DATA UNDER STUDY START

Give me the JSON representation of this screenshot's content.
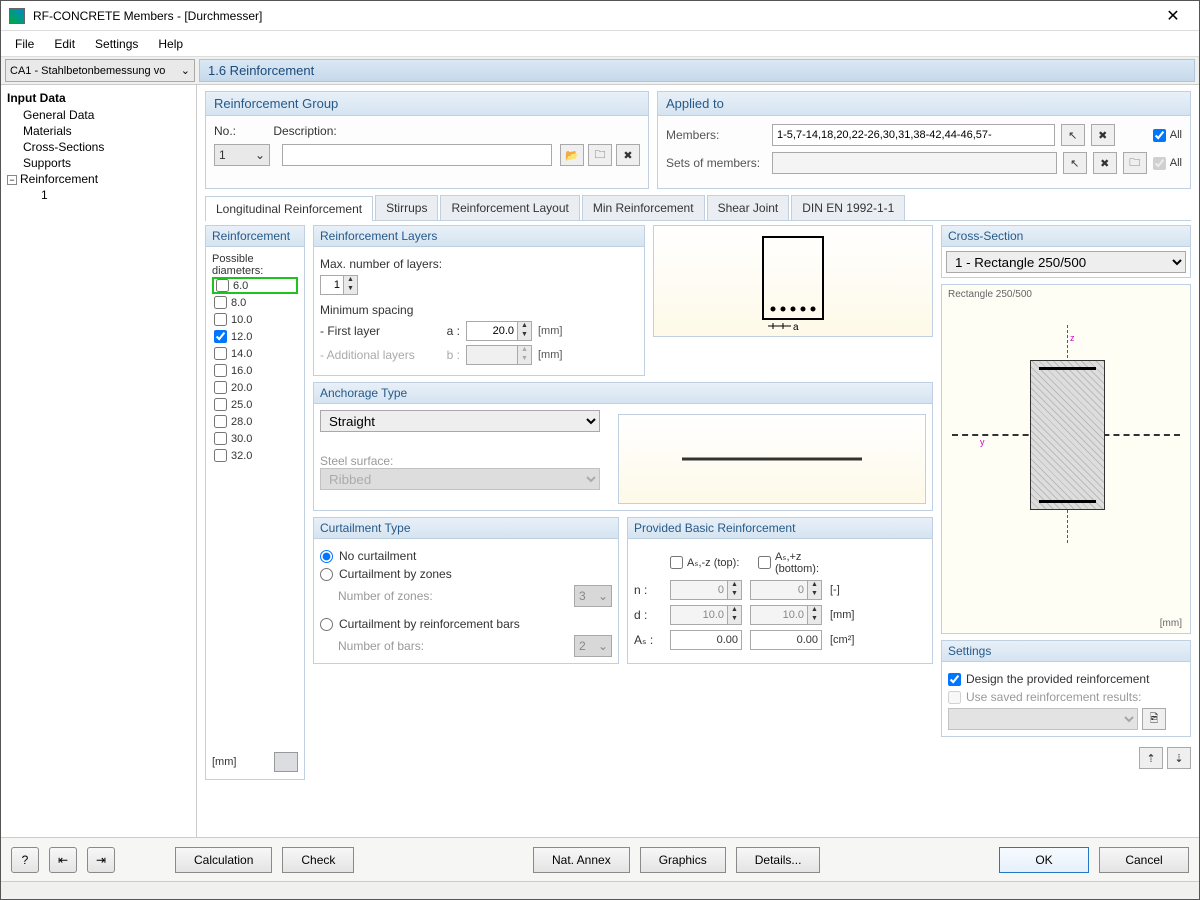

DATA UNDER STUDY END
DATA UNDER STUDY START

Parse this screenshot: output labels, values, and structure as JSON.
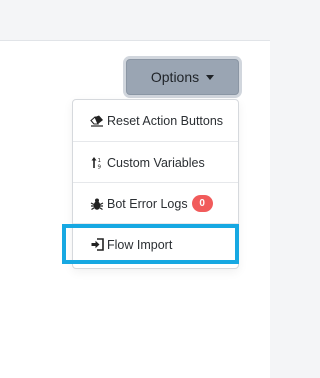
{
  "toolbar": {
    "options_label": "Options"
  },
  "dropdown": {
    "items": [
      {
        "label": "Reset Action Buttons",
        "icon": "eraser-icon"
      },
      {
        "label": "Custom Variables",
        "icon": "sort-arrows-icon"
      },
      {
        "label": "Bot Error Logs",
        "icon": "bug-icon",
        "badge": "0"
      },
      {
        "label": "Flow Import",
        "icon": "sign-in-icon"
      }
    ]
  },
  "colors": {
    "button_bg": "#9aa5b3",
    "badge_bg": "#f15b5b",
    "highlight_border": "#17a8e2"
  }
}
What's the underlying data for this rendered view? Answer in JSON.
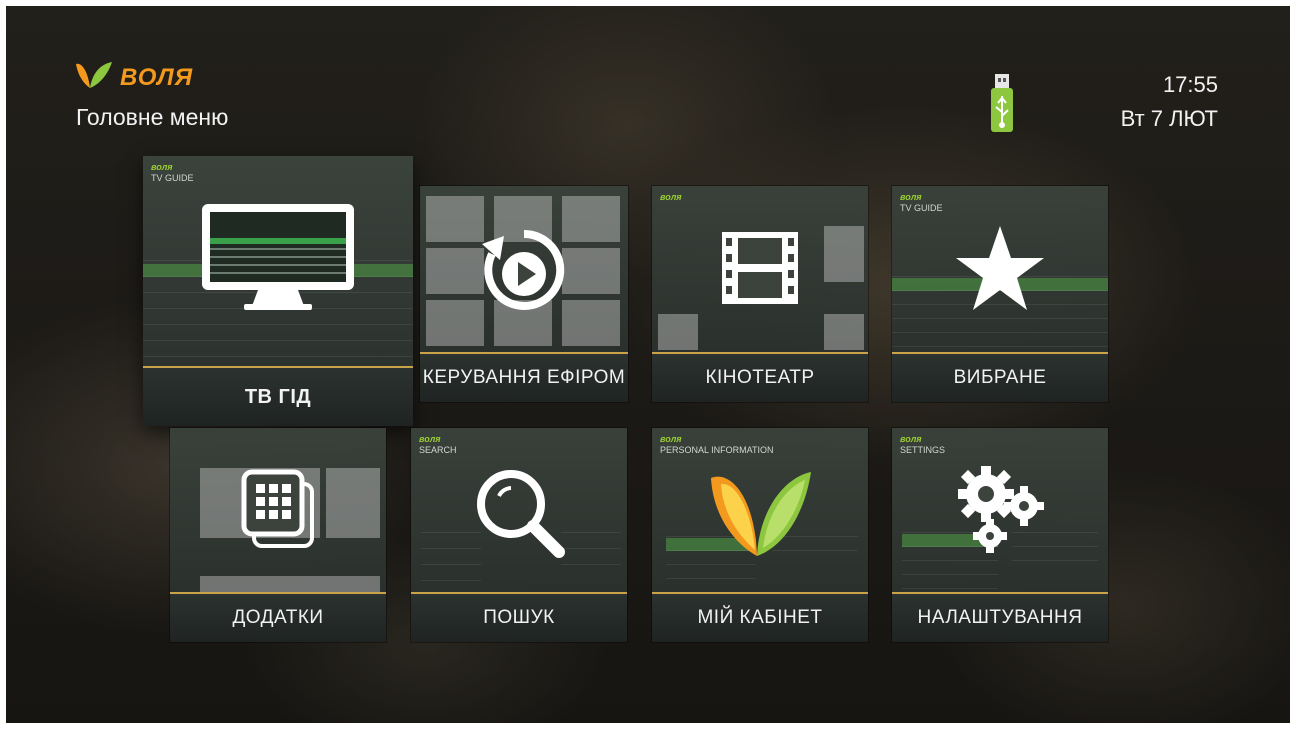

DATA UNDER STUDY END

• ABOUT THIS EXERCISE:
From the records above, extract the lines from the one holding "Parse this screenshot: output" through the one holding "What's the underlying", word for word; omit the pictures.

• TASK ANSWER:
Parse this screenshot: output labels, values, and structure as JSON.
{
  "toolbar": {
    "options_label": "Options"
  },
  "dropdown": {
    "items": [
      {
        "label": "Reset Action Buttons",
        "icon": "eraser-icon"
      },
      {
        "label": "Custom Variables",
        "icon": "sort-arrows-icon"
      },
      {
        "label": "Bot Error Logs",
        "icon": "bug-icon",
        "badge": "0"
      },
      {
        "label": "Flow Import",
        "icon": "sign-in-icon"
      }
    ]
  },
  "colors": {
    "button_bg": "#9aa5b3",
    "badge_bg": "#f15b5b",
    "highlight_border": "#17a8e2"
  }
}
What's the underlying data for this rendered view? Answer in JSON.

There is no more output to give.